⟨
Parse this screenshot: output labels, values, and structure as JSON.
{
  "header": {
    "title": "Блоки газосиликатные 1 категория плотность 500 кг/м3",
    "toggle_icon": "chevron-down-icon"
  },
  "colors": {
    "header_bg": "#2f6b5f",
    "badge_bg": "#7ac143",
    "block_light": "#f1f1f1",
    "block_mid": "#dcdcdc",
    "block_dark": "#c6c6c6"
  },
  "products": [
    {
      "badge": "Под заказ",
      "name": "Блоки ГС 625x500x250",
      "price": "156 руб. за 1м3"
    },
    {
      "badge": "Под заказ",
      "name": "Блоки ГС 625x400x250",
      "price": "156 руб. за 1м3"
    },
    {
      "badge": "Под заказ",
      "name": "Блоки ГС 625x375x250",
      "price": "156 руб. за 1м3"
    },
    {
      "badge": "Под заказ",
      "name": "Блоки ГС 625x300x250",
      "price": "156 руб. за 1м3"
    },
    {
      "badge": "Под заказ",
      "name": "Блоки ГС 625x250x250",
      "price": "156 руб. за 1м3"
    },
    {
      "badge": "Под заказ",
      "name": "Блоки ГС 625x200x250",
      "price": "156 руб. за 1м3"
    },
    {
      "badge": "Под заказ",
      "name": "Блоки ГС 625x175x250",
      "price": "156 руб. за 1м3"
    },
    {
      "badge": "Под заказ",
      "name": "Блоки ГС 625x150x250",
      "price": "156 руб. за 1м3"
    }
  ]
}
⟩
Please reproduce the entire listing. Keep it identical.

*Your response:*
Parse this screenshot: output labels, values, and structure as JSON.
{
  "header": {
    "title": "Блоки газосиликатные 1 категория плотность 500 кг/м3",
    "toggle_icon": "chevron-down-icon"
  },
  "colors": {
    "header_bg": "#2f6b5f",
    "badge_bg": "#7ac143",
    "block_light": "#f1f1f1",
    "block_mid": "#dcdcdc",
    "block_dark": "#c6c6c6"
  },
  "products": [
    {
      "badge": "Под заказ",
      "name": "Блоки ГС 625x500x250",
      "price": "156 руб. за 1м3"
    },
    {
      "badge": "Под заказ",
      "name": "Блоки ГС 625x400x250",
      "price": "156 руб. за 1м3"
    },
    {
      "badge": "Под заказ",
      "name": "Блоки ГС 625x375x250",
      "price": "156 руб. за 1м3"
    },
    {
      "badge": "Под заказ",
      "name": "Блоки ГС 625x300x250",
      "price": "156 руб. за 1м3"
    },
    {
      "badge": "Под заказ",
      "name": "Блоки ГС 625x250x250",
      "price": "156 руб. за 1м3"
    },
    {
      "badge": "Под заказ",
      "name": "Блоки ГС 625x200x250",
      "price": "156 руб. за 1м3"
    },
    {
      "badge": "Под заказ",
      "name": "Блоки ГС 625x175x250",
      "price": "156 руб. за 1м3"
    },
    {
      "badge": "Под заказ",
      "name": "Блоки ГС 625x150x250",
      "price": "156 руб. за 1м3"
    }
  ]
}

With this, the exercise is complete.